While we recognize the winners, the entries suggest a strong pipeline of future work to advance the field. There were 26 entries and there were many high quality submissions – we expect many of these working papers to appear in top academic journals. The entries demonstrated diversity in the breadth and depth of important operations management topics. They also show case the diversity of research methods, which included analytical modeling, lab/field experiments and econometric / secondary data analyses. The research questions involved individuals, supply chain members, group processes and consumer interactions with both products and services; these also spanned a range of supply chain, operations, healthcare, and organizational settings.
This year, the second place paper was co-authored by a member of the Awards Committee. The external reviews for this entry were independently and confidentially obtained, and the remaining two committee members both agreed that it should be considered as a possible finalist. The INFORMS Behavioral Operations Management Section President (Wedad Elmaghraby) assisted in evaluating and ranking the papers, and the final ranking was unanimous.
We also would like to acknowledge our reviewers. Every entry went through a double-blind review process with two or three reviewers beyond the committee. The reports and the reviewers’ assessment played critical role in selecting the awardees. The committee also reviewed the papers, the written comments, and the scores. The anonymous reviews were shared with the authors of the papers, and the feedback has been very positive as authors mentioned the timely, constructive, and focused feedback they have received. We thank the reviewers for their service to making this award a success.
Given the high-quality entries, the Section is looking forward to a successful competition next year. At the INFORMS BOM business meeting, Stephen Leider (University of Michigan) was elected to join the 2016 Awards Committee; the committee will name the honorary committee member and issue a call for papers in early 2016.
Yanchong Karen Zheng (Massachusetts Institute of Technology), 2015 Awards Committee Chair
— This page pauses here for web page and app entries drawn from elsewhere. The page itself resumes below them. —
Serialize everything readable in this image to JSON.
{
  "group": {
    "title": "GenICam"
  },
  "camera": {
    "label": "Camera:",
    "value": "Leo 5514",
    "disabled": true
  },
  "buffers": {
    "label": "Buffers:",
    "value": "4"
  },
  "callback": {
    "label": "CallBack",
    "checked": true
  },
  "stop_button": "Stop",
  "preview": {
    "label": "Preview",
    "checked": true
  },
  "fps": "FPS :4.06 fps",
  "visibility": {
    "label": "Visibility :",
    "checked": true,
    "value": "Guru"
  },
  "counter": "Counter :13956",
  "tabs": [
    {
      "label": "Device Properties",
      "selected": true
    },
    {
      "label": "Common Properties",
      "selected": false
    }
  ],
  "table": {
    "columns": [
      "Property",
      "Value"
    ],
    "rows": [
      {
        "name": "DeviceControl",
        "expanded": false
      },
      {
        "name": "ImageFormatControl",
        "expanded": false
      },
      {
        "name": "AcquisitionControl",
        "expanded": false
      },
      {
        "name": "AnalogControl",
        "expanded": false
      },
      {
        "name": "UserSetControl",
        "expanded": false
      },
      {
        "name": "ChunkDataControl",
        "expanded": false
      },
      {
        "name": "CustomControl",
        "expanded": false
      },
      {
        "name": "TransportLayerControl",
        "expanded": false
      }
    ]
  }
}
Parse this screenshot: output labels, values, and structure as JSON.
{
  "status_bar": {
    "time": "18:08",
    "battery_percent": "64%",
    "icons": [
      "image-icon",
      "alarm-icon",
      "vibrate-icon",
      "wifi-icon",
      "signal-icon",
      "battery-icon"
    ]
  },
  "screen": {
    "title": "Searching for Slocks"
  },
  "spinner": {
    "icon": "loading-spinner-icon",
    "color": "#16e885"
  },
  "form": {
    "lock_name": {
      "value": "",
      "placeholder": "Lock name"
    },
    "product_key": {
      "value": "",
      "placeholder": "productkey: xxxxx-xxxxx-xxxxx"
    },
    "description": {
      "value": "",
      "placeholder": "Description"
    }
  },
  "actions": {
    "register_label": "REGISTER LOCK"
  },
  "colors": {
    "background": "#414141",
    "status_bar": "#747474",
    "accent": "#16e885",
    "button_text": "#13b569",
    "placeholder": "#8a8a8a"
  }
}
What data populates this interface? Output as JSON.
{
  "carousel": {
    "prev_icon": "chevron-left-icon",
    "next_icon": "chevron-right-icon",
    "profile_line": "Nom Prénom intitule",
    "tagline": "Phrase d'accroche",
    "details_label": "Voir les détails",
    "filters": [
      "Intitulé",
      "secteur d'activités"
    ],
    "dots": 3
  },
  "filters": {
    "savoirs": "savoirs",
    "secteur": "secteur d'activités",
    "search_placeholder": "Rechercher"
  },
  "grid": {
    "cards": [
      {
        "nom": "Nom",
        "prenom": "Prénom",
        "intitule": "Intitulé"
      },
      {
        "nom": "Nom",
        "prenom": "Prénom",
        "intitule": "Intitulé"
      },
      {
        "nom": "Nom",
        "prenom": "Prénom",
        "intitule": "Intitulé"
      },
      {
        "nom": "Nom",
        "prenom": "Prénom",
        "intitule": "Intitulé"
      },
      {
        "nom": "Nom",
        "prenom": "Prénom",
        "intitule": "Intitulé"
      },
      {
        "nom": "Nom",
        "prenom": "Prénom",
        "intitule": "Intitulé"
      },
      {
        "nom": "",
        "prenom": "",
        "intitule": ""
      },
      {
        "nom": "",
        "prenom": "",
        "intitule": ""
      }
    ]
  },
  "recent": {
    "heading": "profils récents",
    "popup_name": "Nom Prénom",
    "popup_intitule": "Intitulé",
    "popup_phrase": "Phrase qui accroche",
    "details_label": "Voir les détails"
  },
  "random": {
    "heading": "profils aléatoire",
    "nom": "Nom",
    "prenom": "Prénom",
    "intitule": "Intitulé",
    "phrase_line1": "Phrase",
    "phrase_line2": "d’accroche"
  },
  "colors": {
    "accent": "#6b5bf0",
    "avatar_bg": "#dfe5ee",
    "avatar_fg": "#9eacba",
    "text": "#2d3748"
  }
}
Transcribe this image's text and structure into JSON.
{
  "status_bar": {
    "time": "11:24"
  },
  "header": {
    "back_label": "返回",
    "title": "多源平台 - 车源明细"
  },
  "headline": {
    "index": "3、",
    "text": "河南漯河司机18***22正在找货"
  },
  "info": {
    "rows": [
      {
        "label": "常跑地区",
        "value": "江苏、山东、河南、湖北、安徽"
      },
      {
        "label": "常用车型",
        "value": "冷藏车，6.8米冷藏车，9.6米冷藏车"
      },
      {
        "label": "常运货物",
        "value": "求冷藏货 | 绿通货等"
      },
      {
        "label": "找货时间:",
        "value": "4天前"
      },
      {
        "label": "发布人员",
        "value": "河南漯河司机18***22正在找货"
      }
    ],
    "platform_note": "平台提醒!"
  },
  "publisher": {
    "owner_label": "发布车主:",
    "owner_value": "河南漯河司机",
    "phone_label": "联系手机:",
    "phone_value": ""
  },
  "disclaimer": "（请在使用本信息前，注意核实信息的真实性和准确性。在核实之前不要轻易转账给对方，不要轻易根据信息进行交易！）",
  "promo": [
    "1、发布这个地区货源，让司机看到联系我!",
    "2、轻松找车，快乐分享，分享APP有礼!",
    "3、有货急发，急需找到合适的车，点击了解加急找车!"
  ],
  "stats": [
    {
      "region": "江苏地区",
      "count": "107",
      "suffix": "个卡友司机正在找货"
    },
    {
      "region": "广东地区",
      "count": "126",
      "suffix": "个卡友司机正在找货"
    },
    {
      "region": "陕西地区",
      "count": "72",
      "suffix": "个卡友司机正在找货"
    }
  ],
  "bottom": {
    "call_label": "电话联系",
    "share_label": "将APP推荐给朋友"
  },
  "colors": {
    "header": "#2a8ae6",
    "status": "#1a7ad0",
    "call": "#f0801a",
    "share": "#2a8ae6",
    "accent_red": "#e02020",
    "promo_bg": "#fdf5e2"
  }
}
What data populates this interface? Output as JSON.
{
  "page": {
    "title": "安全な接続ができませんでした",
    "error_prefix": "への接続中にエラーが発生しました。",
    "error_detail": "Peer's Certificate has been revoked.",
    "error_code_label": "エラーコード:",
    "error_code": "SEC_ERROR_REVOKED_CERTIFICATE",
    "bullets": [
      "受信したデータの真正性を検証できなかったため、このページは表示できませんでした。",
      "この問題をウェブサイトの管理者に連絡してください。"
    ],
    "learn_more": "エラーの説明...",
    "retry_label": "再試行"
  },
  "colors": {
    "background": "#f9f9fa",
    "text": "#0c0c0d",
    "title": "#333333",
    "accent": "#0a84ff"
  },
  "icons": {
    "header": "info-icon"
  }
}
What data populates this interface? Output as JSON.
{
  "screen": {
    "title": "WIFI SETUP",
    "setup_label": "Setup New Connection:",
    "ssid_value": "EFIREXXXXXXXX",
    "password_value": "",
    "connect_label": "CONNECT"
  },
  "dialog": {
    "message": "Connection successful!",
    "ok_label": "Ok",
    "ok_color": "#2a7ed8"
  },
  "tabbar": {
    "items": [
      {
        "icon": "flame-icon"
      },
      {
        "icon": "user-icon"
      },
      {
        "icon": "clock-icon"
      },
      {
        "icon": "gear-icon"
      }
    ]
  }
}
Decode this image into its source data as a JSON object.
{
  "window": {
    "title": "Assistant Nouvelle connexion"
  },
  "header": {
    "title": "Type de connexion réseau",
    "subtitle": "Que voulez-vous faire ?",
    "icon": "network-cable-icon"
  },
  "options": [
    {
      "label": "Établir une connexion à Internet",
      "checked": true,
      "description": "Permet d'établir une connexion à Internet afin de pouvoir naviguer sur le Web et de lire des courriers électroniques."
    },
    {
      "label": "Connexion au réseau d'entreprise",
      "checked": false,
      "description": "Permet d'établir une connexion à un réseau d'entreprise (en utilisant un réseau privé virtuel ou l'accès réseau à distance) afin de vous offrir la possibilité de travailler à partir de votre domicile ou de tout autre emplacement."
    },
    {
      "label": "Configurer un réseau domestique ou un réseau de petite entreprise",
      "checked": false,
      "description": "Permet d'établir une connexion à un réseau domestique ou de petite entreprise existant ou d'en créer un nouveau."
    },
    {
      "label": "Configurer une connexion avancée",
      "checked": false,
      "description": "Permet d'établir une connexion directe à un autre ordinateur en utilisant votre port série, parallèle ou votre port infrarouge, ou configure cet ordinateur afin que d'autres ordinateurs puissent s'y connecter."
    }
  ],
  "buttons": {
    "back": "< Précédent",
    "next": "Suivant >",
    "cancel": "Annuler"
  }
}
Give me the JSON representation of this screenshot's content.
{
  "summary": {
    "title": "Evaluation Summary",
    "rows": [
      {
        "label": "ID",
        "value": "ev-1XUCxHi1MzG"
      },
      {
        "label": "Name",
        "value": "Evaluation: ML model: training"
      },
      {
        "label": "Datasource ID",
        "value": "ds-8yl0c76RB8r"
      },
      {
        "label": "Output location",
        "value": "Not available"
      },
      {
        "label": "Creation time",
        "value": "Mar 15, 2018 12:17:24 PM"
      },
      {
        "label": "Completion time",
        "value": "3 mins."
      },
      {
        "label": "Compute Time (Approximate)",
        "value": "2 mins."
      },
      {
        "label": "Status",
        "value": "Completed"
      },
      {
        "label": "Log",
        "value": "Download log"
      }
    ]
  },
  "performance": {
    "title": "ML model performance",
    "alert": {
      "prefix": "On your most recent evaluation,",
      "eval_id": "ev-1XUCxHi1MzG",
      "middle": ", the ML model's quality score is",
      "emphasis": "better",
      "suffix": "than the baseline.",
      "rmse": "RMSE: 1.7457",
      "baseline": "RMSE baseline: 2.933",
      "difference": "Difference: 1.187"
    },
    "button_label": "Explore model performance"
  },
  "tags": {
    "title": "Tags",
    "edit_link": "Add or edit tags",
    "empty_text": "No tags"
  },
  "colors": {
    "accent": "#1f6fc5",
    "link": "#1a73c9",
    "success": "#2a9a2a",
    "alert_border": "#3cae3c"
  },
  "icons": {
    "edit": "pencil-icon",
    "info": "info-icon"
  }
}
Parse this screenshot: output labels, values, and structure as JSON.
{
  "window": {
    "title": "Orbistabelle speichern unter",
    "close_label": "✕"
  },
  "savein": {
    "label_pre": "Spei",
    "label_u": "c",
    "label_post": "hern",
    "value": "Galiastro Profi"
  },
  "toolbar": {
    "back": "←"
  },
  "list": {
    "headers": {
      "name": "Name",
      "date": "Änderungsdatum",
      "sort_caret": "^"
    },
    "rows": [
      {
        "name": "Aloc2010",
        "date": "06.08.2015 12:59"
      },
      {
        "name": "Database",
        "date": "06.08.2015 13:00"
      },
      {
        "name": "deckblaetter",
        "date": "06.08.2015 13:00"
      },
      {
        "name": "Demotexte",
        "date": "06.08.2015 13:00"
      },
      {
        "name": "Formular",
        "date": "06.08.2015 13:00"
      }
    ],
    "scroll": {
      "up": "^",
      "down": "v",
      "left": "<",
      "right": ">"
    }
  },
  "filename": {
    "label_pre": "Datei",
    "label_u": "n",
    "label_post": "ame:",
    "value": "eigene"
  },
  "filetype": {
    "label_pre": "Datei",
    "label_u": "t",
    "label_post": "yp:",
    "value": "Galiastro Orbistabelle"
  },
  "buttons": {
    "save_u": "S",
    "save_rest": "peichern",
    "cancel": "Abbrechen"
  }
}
Brent Moritz (Penn State University), 2015 Committee Member and 2014 Chair
Ulrich Thonemann (University of Cologne), 2015 Honorary Committee Member
2014 Best Working Paper Award Winners
Results were announced on Nov. 9, 2014 during the INFORMS BOM Best Working Paper Presentation session at INFORMS Annual Meeting in San Francisco. Congratulations to all finalists.
- First Place: Designing Incentive Systems for Truthful Demand Information Sharing– Theory and Experiment by Lisa M. Scheele, Marco Slikker and Ulrich W. Thonemann
- Second Place: Capacity Investment in Supply Chains: Contracts and the Hold-up Problem by Andrew Davis and Stephen Leider
- Honorable Mention: Remanufacturing, Third-Party Competition, and Consumers' Perceived Value of New Products by Vishal Agrawal, Atalay Atasu and Koert van Ittersum
2013 Best Working Paper Award Winners
Results were announced on Oct. 6, 2013, 2014 during the INFORMS BOM Best Working Paper Presentation session at INFORMS Annual Meeting.
- First Place: Waiting Patiently: An Empirical Study of Queue Abandonment in an Emergency Department Robert Batt & Christian Terwiesch
- Runner Up: Trust, Trustworthiness and Information Sharing in Supply Chains Bridging China and the U.S. Ozalp Ozer, Yufei Ren, & Yanchong Zheng
- Honorable Mention: The Design of Experiential Services: Optimal Sequence and Duration of Service Activities Aparupa Das Gupta, Uday Karmarkar, & Guillaume Roels
Congratulations to all.